What to do:
Show every line below where "icon" can be found.

____

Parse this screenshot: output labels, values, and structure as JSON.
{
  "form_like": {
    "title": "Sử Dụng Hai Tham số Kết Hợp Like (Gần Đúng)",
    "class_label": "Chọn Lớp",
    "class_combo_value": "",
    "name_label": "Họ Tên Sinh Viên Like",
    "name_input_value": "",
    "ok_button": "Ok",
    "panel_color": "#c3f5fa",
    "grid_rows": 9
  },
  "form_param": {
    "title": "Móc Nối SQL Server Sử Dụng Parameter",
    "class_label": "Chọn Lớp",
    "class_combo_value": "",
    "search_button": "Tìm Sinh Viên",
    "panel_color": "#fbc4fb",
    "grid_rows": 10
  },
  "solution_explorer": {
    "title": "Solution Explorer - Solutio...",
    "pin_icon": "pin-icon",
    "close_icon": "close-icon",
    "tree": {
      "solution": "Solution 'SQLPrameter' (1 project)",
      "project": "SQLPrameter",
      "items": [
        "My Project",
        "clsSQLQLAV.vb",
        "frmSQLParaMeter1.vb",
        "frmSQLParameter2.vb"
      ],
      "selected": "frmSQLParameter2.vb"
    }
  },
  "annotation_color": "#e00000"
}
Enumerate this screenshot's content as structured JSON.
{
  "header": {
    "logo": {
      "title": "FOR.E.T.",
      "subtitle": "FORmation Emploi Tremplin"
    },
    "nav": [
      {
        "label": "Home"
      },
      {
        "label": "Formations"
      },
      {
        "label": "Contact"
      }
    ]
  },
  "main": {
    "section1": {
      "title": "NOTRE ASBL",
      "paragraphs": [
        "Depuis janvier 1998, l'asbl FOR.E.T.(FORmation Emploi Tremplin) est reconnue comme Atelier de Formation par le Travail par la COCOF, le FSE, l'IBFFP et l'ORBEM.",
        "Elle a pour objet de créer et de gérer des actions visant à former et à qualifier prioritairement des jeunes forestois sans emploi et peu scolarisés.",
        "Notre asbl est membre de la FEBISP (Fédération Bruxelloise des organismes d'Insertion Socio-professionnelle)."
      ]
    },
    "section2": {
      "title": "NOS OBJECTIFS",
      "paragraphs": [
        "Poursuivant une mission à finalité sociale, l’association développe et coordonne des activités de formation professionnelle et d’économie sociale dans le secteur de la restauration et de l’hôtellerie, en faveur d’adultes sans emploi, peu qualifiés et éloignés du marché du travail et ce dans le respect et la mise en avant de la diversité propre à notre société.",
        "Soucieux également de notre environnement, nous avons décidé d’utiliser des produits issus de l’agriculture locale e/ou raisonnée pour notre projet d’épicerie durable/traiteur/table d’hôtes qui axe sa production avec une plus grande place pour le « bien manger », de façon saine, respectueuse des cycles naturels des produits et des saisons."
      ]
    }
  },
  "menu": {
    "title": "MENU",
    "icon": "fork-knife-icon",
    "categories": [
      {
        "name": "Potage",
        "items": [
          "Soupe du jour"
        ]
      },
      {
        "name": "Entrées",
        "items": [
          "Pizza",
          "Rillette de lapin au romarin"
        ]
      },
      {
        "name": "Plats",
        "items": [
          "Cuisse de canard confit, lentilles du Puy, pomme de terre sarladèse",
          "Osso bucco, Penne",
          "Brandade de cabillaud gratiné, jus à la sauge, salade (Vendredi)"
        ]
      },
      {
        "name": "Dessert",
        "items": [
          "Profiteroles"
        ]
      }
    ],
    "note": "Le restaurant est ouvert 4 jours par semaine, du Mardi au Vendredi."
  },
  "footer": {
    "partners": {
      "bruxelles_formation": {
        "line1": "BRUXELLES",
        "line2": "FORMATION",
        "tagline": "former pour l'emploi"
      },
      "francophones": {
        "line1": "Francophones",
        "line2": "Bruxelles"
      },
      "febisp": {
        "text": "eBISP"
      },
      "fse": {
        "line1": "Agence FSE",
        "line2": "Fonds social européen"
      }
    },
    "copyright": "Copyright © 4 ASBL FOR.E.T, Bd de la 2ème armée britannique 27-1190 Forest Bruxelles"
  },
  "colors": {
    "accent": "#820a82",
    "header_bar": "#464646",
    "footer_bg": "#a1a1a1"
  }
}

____

Your solution:
    "pin_icon": "pin-icon",
    "close_icon": "close-icon",
    "icon": "fork-knife-icon",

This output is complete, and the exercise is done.